- TASK DIRECTIONS
The line count for "function" is all that is needed: say how many lines in the listing below contain it.

- RECORDS FOR THIS EXERCISE
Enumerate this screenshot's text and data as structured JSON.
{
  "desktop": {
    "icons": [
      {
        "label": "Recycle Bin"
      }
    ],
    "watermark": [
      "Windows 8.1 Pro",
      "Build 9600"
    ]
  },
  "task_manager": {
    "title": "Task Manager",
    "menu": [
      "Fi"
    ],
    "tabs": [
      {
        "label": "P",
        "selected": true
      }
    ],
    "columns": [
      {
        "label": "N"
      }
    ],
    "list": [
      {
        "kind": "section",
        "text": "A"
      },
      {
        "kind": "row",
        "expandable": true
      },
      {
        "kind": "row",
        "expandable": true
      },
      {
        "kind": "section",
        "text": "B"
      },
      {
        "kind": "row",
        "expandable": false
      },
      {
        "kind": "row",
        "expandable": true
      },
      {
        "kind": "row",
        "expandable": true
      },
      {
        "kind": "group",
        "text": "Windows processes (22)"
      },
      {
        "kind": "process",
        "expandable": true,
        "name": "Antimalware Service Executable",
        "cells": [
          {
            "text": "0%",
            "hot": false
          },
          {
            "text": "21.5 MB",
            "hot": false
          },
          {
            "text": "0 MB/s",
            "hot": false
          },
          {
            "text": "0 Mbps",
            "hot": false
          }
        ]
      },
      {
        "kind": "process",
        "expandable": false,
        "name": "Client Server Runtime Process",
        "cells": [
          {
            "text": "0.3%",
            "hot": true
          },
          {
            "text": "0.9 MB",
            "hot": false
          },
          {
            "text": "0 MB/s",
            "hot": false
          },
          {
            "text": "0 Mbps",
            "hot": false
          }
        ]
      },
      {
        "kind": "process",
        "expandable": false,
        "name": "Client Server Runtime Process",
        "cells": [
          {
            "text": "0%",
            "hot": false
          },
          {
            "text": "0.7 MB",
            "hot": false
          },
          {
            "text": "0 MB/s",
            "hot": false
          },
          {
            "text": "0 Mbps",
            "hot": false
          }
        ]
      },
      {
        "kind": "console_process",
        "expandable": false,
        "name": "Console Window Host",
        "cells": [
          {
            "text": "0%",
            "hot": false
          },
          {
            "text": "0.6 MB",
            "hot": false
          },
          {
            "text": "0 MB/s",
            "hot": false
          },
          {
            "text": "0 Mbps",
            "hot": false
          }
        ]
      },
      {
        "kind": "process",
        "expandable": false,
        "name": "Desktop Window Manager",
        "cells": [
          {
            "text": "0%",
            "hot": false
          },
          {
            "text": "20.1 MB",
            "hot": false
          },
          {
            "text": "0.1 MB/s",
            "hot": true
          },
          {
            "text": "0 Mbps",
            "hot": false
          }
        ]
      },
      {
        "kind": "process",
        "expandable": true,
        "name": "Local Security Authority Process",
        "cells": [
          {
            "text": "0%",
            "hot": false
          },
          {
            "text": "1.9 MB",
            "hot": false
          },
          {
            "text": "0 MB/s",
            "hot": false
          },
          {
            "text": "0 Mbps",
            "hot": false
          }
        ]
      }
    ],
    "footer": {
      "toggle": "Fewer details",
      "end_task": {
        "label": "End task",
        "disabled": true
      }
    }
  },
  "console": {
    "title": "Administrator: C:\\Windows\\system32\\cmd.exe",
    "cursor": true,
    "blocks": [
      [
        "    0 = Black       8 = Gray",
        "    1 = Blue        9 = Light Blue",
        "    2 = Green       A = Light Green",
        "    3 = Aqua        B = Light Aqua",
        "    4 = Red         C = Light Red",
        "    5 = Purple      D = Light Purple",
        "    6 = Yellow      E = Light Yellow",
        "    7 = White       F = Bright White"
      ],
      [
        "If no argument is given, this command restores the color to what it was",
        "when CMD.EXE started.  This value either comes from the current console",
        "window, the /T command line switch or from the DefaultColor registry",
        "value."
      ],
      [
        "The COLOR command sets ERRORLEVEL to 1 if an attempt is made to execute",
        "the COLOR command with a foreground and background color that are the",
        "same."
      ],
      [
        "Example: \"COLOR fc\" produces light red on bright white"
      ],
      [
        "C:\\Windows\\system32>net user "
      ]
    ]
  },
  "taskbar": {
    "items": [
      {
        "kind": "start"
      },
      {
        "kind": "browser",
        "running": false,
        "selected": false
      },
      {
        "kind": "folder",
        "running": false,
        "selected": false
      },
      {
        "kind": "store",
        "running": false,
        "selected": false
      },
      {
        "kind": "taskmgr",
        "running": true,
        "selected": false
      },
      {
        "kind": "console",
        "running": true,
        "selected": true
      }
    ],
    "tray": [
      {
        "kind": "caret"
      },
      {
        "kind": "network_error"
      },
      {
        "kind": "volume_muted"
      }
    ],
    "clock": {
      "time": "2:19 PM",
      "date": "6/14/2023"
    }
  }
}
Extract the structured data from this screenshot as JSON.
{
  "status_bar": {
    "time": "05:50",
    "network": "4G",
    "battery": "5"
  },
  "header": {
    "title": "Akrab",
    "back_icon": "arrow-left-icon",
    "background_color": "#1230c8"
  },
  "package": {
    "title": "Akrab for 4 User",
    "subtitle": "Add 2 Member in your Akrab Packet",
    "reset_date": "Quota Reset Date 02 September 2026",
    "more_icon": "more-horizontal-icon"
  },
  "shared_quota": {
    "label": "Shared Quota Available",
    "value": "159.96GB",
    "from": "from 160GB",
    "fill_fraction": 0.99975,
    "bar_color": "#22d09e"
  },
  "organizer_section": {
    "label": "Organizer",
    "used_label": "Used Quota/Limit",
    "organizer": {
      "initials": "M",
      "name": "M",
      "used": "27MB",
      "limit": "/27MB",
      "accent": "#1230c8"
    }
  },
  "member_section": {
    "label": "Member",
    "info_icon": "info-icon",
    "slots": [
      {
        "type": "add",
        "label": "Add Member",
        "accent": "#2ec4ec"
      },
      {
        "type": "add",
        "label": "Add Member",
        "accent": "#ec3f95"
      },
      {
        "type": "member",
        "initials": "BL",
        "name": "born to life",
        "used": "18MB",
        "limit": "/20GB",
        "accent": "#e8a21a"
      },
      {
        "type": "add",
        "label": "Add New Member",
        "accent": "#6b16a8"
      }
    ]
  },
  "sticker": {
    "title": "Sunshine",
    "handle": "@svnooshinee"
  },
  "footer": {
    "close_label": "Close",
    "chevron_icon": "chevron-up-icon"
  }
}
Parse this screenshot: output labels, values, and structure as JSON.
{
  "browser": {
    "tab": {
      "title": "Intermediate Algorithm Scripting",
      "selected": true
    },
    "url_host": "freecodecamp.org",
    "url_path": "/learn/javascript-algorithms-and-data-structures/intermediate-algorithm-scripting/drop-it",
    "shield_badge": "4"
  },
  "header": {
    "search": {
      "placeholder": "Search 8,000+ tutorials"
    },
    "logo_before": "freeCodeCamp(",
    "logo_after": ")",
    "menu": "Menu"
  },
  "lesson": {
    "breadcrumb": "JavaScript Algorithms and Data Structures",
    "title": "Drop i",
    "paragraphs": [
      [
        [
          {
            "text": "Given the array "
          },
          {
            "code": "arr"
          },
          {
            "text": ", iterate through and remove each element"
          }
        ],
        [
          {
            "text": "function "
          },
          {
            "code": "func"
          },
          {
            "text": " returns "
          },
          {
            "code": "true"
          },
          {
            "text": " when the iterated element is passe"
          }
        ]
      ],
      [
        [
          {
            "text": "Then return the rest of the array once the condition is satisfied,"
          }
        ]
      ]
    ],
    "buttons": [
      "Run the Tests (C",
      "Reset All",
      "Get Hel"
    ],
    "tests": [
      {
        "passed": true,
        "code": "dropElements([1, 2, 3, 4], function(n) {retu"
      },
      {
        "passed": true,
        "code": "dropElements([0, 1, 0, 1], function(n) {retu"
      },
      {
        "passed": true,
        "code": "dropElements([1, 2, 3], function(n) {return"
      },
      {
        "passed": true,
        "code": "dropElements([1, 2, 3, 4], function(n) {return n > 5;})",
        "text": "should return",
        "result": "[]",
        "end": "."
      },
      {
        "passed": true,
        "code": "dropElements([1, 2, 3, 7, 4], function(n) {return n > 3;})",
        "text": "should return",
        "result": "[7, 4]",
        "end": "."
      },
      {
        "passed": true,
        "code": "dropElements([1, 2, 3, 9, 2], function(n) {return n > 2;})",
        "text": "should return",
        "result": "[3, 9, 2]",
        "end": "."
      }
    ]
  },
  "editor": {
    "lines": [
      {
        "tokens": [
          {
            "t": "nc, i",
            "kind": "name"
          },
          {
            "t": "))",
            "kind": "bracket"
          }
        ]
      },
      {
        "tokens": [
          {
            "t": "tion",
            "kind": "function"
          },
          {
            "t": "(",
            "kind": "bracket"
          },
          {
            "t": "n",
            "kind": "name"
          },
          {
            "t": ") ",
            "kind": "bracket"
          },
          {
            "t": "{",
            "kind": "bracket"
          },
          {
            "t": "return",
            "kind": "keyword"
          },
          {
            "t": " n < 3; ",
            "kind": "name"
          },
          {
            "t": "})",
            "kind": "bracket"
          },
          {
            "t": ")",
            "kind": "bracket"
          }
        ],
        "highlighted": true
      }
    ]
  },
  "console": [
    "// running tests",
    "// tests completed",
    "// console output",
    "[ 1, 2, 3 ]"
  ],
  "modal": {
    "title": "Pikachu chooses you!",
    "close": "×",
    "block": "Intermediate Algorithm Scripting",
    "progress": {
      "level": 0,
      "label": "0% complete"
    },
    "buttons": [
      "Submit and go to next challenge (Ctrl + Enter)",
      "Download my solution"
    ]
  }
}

- OUTPUT BELOW
8